• **WHAT YOU ARE ASKED TO DO**
Lines below containing the word "section" should be copied out.

• **SUPPLIED DATA**
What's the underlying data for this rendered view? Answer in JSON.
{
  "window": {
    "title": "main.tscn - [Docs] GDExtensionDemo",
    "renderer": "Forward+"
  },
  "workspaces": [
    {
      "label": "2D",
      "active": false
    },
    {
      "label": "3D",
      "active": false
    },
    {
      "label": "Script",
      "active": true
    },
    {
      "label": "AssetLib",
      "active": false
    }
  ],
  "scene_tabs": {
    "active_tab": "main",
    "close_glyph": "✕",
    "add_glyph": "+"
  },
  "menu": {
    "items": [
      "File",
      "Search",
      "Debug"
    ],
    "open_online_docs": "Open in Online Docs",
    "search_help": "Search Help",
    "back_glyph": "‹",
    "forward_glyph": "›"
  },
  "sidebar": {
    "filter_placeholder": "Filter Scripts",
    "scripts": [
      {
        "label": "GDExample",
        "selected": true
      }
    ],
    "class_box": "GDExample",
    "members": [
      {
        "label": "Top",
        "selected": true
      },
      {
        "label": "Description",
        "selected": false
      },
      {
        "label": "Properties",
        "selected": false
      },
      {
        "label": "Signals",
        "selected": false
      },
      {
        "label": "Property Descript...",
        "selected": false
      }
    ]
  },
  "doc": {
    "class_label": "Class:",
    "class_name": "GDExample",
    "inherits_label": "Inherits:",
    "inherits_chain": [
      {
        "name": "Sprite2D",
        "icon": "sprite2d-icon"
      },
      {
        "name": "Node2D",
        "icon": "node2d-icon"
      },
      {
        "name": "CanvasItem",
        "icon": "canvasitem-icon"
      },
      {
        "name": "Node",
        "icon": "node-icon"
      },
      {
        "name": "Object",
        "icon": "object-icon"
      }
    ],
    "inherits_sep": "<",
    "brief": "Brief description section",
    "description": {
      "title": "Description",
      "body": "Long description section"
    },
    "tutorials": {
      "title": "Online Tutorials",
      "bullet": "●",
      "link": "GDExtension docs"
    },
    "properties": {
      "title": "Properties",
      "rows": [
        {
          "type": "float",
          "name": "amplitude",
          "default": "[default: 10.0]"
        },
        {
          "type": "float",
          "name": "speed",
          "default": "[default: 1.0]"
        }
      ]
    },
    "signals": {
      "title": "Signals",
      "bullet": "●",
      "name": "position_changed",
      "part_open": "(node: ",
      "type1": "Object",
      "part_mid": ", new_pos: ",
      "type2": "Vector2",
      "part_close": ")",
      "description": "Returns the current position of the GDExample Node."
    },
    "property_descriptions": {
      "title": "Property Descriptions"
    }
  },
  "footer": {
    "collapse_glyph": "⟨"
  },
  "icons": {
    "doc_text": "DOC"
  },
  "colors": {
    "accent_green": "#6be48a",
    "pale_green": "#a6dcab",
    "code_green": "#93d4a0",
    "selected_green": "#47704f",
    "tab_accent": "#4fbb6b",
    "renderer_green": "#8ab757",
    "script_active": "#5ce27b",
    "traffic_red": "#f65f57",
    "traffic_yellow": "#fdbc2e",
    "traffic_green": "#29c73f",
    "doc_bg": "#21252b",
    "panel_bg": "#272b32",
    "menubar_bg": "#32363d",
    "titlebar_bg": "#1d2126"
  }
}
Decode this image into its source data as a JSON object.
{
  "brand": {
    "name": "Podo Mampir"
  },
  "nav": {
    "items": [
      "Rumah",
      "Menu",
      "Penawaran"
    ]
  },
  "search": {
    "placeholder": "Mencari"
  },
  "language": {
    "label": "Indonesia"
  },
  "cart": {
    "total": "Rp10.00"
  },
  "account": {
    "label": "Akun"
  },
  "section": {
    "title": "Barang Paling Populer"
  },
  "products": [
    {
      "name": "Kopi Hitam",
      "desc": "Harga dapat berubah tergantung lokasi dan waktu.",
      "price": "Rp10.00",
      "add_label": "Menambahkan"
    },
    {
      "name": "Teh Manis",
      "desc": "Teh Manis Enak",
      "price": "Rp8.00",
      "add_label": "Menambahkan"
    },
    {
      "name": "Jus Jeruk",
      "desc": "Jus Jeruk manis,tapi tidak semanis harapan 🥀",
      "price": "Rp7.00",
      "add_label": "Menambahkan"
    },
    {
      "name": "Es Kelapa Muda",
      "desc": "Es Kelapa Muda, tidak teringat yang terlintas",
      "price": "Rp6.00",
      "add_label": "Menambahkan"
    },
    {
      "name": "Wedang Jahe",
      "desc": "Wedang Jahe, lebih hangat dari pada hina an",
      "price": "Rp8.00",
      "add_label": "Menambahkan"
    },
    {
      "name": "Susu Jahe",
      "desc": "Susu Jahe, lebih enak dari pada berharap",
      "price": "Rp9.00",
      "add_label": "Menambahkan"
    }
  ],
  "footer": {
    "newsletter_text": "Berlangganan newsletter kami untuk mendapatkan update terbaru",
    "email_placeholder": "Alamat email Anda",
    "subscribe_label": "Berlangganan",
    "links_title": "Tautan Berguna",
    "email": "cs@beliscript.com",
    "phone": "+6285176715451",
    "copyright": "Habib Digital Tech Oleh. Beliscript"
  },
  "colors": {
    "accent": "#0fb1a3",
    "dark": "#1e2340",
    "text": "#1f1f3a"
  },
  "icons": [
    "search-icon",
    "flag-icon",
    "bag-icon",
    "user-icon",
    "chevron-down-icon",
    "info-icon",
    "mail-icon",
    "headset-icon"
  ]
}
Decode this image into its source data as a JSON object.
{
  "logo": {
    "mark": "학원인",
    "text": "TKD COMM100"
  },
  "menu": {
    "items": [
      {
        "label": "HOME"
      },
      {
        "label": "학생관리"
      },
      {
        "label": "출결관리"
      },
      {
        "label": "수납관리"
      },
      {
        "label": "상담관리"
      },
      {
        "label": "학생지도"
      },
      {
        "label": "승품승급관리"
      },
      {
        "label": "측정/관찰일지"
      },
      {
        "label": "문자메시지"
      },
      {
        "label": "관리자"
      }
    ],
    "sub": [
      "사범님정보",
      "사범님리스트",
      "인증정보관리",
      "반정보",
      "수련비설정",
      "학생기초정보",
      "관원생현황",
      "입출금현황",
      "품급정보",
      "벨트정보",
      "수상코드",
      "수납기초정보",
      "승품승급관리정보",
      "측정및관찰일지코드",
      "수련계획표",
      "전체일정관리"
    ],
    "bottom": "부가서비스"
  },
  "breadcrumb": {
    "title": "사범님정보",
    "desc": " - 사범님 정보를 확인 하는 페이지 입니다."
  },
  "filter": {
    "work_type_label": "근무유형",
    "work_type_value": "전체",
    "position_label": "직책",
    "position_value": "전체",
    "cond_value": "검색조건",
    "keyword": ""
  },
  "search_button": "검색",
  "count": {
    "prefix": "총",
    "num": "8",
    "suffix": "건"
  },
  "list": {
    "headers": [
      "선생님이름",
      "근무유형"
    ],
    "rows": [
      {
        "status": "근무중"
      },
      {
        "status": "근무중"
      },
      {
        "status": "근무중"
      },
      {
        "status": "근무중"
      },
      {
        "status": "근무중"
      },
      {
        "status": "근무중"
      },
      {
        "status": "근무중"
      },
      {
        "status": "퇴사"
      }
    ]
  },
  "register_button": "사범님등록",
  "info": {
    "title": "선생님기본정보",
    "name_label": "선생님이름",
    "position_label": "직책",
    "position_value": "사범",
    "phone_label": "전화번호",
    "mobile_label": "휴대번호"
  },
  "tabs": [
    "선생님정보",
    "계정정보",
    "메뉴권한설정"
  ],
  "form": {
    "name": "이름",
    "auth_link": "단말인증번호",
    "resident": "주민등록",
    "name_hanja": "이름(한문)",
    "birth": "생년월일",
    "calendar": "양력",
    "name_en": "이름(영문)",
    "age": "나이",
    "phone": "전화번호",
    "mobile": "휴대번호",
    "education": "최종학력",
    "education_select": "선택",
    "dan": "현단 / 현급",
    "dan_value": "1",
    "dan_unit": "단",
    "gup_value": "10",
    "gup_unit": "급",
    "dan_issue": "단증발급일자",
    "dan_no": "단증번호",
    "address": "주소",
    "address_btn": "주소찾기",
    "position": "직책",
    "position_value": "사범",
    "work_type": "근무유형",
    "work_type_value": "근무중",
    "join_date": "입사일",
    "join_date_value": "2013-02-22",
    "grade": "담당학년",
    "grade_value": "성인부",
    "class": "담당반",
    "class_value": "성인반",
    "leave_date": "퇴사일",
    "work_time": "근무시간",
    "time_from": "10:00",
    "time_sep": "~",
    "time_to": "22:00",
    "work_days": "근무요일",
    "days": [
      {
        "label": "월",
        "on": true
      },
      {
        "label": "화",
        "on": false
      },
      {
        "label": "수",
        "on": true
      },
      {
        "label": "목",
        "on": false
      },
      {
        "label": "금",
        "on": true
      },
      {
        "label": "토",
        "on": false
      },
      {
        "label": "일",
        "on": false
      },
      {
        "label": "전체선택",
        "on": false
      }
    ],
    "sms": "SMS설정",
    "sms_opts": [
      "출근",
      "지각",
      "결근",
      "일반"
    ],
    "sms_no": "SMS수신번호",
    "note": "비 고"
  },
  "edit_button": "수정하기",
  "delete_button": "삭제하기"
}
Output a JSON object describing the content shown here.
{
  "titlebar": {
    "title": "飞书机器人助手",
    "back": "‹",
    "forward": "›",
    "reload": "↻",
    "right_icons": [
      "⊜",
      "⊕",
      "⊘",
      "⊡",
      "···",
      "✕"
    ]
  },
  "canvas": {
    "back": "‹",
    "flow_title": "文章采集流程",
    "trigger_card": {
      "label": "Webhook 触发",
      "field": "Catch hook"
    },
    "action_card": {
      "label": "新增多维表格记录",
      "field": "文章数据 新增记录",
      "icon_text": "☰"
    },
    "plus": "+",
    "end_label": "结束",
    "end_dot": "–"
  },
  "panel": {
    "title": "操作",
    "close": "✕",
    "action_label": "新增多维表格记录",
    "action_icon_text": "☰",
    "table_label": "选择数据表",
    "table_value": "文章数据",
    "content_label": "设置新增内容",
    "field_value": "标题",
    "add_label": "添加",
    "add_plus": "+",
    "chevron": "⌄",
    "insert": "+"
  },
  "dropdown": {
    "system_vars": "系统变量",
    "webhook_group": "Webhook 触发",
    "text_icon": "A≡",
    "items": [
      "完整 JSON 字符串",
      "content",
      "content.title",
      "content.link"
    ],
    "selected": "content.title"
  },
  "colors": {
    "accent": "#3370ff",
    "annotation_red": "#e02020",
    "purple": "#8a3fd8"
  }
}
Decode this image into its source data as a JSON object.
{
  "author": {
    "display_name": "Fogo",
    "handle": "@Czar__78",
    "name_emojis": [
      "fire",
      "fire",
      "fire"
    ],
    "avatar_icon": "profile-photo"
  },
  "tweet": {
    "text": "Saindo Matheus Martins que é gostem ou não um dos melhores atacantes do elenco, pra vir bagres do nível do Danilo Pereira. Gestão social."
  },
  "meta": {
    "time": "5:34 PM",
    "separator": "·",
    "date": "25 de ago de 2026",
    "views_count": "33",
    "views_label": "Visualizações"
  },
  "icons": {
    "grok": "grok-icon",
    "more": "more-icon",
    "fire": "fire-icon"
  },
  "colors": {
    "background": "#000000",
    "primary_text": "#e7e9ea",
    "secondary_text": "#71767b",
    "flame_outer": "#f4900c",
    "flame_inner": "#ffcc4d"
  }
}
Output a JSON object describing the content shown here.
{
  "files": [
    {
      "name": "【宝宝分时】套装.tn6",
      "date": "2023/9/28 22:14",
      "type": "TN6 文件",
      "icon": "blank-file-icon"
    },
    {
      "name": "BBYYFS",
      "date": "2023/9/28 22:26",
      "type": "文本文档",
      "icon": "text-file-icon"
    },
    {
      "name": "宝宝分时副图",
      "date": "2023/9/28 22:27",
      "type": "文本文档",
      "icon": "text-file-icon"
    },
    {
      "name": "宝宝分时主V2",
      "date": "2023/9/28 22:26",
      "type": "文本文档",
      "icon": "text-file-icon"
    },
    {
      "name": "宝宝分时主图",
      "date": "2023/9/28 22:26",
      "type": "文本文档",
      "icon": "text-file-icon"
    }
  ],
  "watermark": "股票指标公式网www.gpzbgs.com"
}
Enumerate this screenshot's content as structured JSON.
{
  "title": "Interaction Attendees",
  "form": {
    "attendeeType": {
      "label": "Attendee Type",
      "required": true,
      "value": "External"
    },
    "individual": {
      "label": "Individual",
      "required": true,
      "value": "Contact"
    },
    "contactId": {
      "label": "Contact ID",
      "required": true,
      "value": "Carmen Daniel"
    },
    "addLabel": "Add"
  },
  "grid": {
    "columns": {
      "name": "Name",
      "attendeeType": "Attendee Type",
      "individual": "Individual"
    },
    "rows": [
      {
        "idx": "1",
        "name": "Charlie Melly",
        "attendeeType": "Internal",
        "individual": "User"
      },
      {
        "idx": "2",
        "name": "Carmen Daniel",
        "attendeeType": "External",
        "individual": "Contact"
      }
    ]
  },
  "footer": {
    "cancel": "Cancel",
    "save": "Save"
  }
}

• **TASK OUTPUT**
    "brief": "Brief description section",
      "body": "Long description section"
  "section": {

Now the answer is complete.